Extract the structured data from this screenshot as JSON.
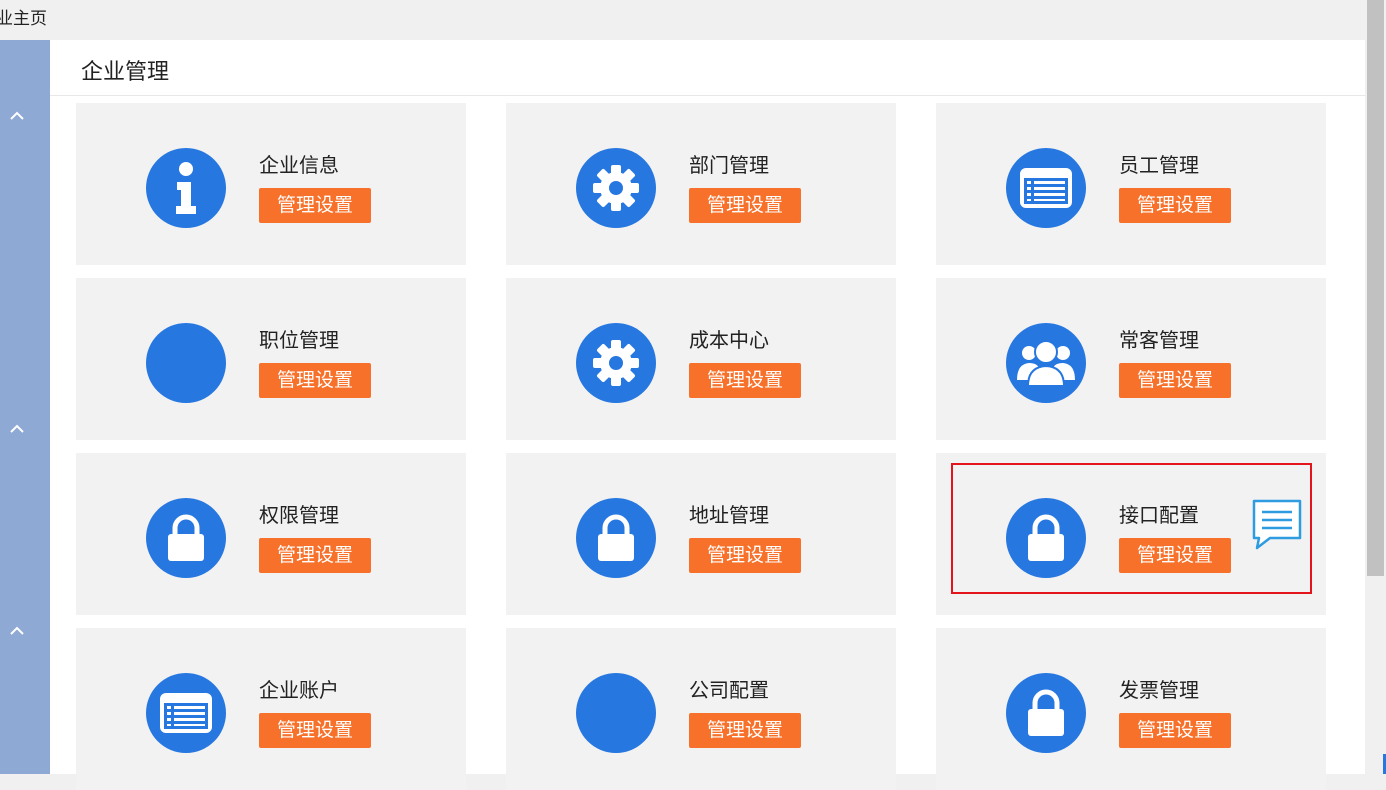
{
  "breadcrumb": "业主页",
  "page_title": "企业管理",
  "accent_color": "#2677e0",
  "button_color": "#f7712a",
  "cards": [
    {
      "label": "企业信息",
      "icon": "info-icon",
      "button": "管理设置"
    },
    {
      "label": "部门管理",
      "icon": "gear-icon",
      "button": "管理设置"
    },
    {
      "label": "员工管理",
      "icon": "list-card-icon",
      "button": "管理设置"
    },
    {
      "label": "职位管理",
      "icon": "blank-icon",
      "button": "管理设置"
    },
    {
      "label": "成本中心",
      "icon": "gear-icon",
      "button": "管理设置"
    },
    {
      "label": "常客管理",
      "icon": "users-icon",
      "button": "管理设置"
    },
    {
      "label": "权限管理",
      "icon": "lock-icon",
      "button": "管理设置"
    },
    {
      "label": "地址管理",
      "icon": "lock-icon",
      "button": "管理设置"
    },
    {
      "label": "接口配置",
      "icon": "lock-icon",
      "button": "管理设置"
    },
    {
      "label": "企业账户",
      "icon": "list-card-icon",
      "button": "管理设置"
    },
    {
      "label": "公司配置",
      "icon": "blank-icon",
      "button": "管理设置"
    },
    {
      "label": "发票管理",
      "icon": "lock-icon",
      "button": "管理设置"
    }
  ]
}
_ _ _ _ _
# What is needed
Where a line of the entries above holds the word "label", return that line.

# Solution for this problem
      "label": "企业信息",
      "label": "部门管理",
      "label": "员工管理",
      "label": "职位管理",
      "label": "成本中心",
      "label": "常客管理",
      "label": "权限管理",
      "label": "地址管理",
      "label": "接口配置",
      "label": "企业账户",
      "label": "公司配置",
      "label": "发票管理",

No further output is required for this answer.